[Dataset entries]
===

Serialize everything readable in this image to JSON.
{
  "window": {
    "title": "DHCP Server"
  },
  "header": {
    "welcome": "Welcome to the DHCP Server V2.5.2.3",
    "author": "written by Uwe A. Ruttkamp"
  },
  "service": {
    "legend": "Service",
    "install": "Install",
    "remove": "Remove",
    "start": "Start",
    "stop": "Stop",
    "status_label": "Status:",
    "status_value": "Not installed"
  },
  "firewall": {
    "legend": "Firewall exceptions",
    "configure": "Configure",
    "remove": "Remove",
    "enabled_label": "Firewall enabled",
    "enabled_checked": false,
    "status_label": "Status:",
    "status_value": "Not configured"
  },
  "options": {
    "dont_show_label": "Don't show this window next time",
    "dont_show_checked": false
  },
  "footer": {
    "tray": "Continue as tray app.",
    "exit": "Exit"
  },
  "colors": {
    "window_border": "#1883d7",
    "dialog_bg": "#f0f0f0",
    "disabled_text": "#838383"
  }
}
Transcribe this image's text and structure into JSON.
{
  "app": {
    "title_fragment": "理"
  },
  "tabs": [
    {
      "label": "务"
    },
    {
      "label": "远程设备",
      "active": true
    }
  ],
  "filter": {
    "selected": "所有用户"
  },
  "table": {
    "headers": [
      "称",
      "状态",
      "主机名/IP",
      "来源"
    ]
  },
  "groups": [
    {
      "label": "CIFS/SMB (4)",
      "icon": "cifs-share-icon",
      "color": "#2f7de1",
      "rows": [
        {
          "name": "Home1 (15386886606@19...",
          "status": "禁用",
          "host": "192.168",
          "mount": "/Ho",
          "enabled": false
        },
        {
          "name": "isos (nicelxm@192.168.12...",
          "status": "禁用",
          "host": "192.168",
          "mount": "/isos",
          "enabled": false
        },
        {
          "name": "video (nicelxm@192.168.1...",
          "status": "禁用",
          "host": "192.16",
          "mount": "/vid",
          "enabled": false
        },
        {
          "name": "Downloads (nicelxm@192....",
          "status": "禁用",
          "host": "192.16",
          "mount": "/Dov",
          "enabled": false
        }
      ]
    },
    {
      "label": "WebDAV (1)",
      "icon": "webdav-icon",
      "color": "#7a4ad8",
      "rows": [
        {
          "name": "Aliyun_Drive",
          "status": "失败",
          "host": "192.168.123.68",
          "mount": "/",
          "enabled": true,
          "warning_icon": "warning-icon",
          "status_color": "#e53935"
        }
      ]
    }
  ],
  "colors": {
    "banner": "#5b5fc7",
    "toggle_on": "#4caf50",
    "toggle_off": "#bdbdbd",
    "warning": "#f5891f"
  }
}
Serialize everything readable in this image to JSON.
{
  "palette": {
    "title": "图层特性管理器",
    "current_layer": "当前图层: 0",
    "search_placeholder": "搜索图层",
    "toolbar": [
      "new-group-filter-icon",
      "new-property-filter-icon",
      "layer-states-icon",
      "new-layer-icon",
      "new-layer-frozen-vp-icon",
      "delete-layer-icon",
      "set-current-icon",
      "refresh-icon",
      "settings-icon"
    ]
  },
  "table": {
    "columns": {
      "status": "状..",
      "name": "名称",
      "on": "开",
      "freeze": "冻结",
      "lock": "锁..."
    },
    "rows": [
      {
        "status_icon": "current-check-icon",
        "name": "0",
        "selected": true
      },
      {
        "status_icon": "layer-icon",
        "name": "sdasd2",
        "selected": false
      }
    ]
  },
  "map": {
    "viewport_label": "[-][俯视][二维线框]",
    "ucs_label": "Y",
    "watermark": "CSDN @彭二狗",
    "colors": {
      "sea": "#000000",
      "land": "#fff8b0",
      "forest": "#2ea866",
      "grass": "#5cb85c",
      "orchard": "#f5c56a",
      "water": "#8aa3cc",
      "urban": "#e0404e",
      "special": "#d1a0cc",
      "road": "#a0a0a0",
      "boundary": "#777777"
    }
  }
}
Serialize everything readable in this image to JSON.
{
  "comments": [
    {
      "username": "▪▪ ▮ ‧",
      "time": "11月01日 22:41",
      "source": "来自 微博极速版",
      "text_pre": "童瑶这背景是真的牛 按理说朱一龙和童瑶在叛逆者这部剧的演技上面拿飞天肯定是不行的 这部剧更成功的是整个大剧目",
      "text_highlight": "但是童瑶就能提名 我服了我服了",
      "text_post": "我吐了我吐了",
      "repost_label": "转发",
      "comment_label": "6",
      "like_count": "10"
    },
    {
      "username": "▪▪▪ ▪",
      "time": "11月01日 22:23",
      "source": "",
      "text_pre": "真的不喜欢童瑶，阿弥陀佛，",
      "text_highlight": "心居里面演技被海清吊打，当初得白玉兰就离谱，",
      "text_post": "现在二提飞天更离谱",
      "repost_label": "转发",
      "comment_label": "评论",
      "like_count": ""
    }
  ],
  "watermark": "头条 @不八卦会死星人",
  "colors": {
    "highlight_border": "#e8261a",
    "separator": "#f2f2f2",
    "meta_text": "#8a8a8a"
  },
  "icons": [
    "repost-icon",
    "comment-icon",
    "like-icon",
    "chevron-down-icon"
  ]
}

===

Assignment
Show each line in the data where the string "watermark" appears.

Answer area
    "watermark": "CSDN @彭二狗",
  "watermark": "头条 @不八卦会死星人",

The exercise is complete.